QUARANTINE authorities have renewed the push to protect Australia's BSE free status.
In light of Japan's second recorded case of the disease, along with the conviction of NSW hobby farmer Phillip McIlwain for feeding animal material to his sheep, authorities have confirmed ongoing audits and awareness campaigns remained rigorous.
Newly appointed WA agriculture department chief veterinary officer Peter Buckman said there had been a continued extension of monitoring programs, with the latest focus being placed on appropriate labeling of products, which contained animal material.
He said ensuring retailers and manufacturers were adequately educated was another important step in preventing the misuse of such products.
Mr Buckman said recent events had highlighted the seriousness of the matter, but there was always a risk that individuals may ignore warnings.
A state by state review of penalties would be a necessary part of the response, according to Mr Buckman, after Mr McIlwain was fined $1767 for two counts of breaching the Stock Diseases Act.

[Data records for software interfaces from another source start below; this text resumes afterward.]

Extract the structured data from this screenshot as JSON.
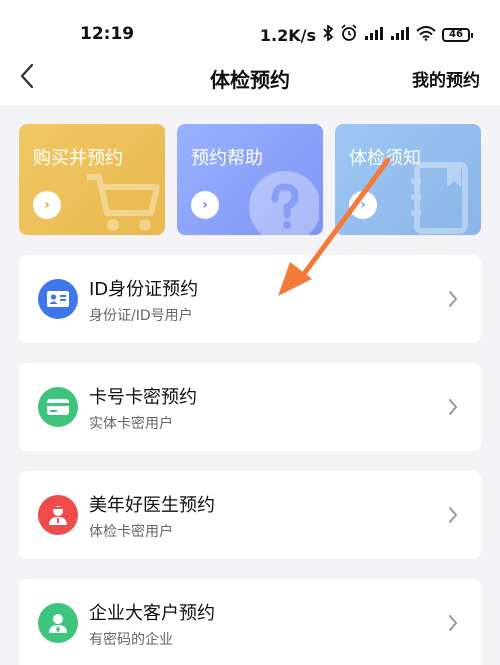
{
  "status_bar": {
    "time": "12:19",
    "network_speed": "1.2K/s",
    "battery": "46",
    "icons": [
      "bluetooth-icon",
      "alarm-icon",
      "signal-icon",
      "signal-icon",
      "wifi-icon",
      "battery-icon"
    ]
  },
  "nav": {
    "back_icon": "chevron-left-icon",
    "title": "体检预约",
    "action": "我的预约"
  },
  "tiles": [
    {
      "label": "购买并预约",
      "icon": "shopping-cart-icon",
      "color": "#e8b94e"
    },
    {
      "label": "预约帮助",
      "icon": "question-icon",
      "color": "#7d94f4"
    },
    {
      "label": "体检须知",
      "icon": "notebook-icon",
      "color": "#8ab5e8"
    }
  ],
  "cards": [
    {
      "title": "ID身份证预约",
      "subtitle": "身份证/ID号用户",
      "icon": "id-card-icon",
      "color": "#3e78e8"
    },
    {
      "title": "卡号卡密预约",
      "subtitle": "实体卡密用户",
      "icon": "card-icon",
      "color": "#3ec47c"
    },
    {
      "title": "美年好医生预约",
      "subtitle": "体检卡密用户",
      "icon": "doctor-icon",
      "color": "#ee4b4b"
    },
    {
      "title": "企业大客户预约",
      "subtitle": "有密码的企业",
      "icon": "enterprise-user-icon",
      "color": "#3ec47c"
    }
  ],
  "annotation_arrow_color": "#f47a3a"
}
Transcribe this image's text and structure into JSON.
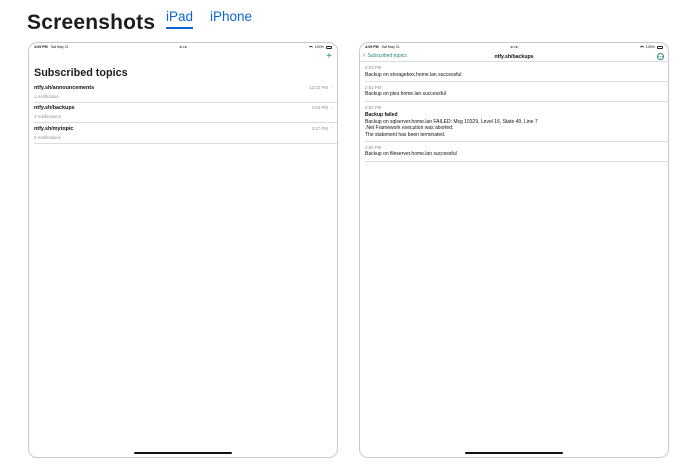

PGA policy director Damien Capp said targeted surveillance had been a part of disease control programs for years, but extending controls had prevented Australian meat markets being hit too badly by dips in beef consumption.
"We have such a high level of confidence around the world in our product that the sales of Australian beef are holding up well, " he said.
Mr Capp said he anticipated more markets would be opened to Australian meat producers with continued commitment to current programs.
A Meat and Livestock Australia spokes person said the group were reprinting a BSE education brochure, which would be distributed widely across Australia.